Industrial Brushless Servomotors
Industrial use of the brushless servomotor, for instance in robotics, is increasing rapidly, because of their low maintenance needs and capabilities at high transient speeds. They offer flexibility and high performance, and advances in power electronics and microelectronics means they are now more affordable.
This handbook gives the user of brushless servomotors a comprehensive guide to their use, including a description of all main features of the brushless motor drive system. Throughout mathematics is kept to a minimum and practical guidance is given based on real-life experience.
Peter Moreton is a Research Fellow at the University of Bristol, having spent time in industry and universities worldwide.
What people are saying - Write a review
We haven't found any reviews in the usual places.
air gap average axis back emf ball screw belt and pulley brushed motor brushless motor brushless servomotor Chapter circuit coil commutation compliance conductors current flows diagram drive pulley duty cycle effect equation example flux density gear ratio gives i2R loss IGBT incremental incremental encoder inductance input Laplace transform load inertia load mass magnetic field maximum mechanical time constant moment of inertia motor and load motor current motor shaft motor speed motor temperature motor torque newton metre normally optimum output torque permanent magnet phase poles position pulley reducer resonant frequency ripple rotating rotor rotor angle s-plane sensor shown in Figure shows signals sinewave motor sinusoidal slots Soac curve speed-sensitive loss squarewave motor stator heating stator winding steady-state supply voltage switches tacho temperature rise three-phase thyristor torque constant torque required transmission mechanism trapezoidal motor two-pole unloaded motor voltage waveform winding temperature zero
Page 4 - With the first finger in the direction of the field and the second finger in the direction of the current, the thumb indicates the direction of the force.
Page 4 - ... in the material.
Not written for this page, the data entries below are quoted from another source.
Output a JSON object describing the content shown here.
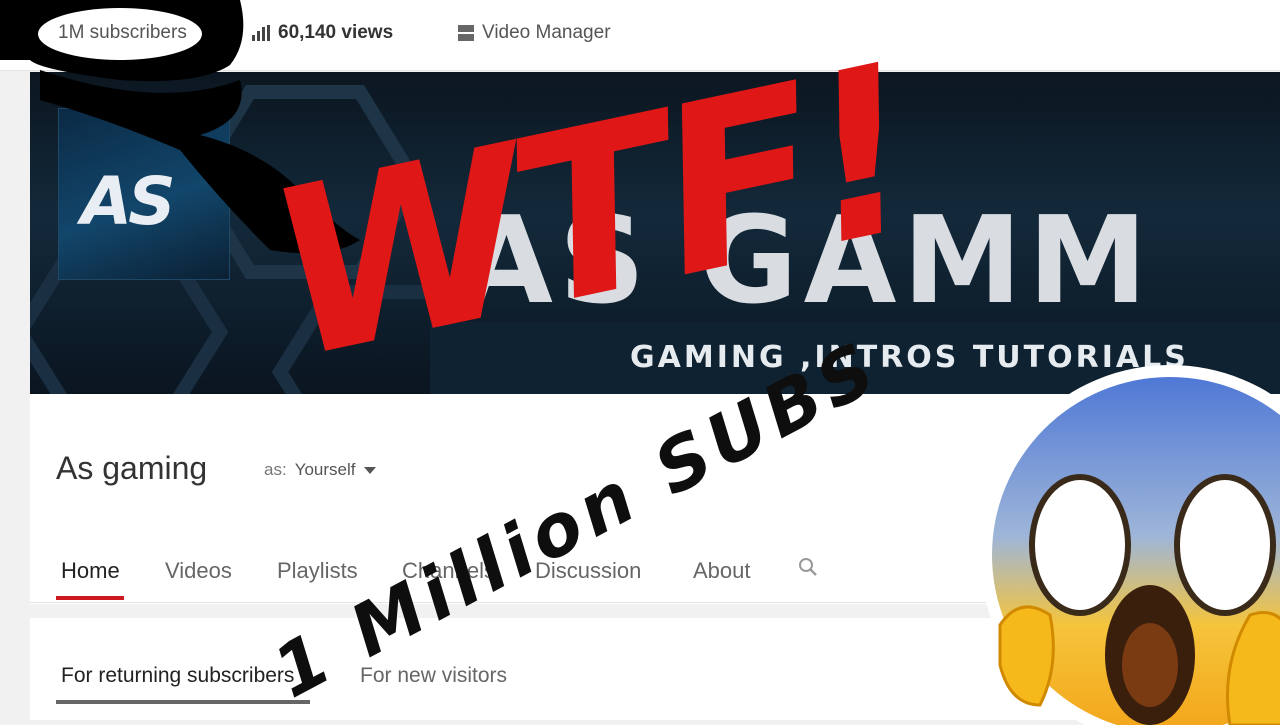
{
  "topbar": {
    "subscribers": "1M subscribers",
    "views": "60,140 views",
    "video_manager": "Video Manager"
  },
  "banner": {
    "logo_text": "AS",
    "title": "AS GAMM",
    "subtitle": "GAMING ,INTROS TUTORIALS"
  },
  "channel": {
    "name": "As gaming",
    "view_as_label": "as:",
    "view_as_value": "Yourself"
  },
  "tabs": [
    {
      "label": "Home"
    },
    {
      "label": "Videos"
    },
    {
      "label": "Playlists"
    },
    {
      "label": "Channels"
    },
    {
      "label": "Discussion"
    },
    {
      "label": "About"
    }
  ],
  "sub_tabs": [
    {
      "label": "For returning subscribers"
    },
    {
      "label": "For new visitors"
    }
  ],
  "overlay": {
    "headline": "WTF!",
    "caption": "1 Million SUBS"
  },
  "colors": {
    "accent_red": "#cc181e",
    "headline_red": "#e01717"
  },
  "icons": [
    "bar-chart-icon",
    "video-manager-icon",
    "search-icon",
    "caret-down-icon",
    "screaming-face-emoji"
  ]
}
FORCE ON A CURRENT-CARRYING CONDUCTOR IN A MAGNETIC FIELD The current in a conductor is due to the motion of electrons. Therefore, if a current carrying conductor is placed in a magnetic field, there is a force on each moving electron and hence on the conductor as a whole. If a conductor of length /, carrying a current / is placed in a magnetic field B such that the direction of current makes an angle 6 with the direction of /( , then the magnetic force experienced by it has...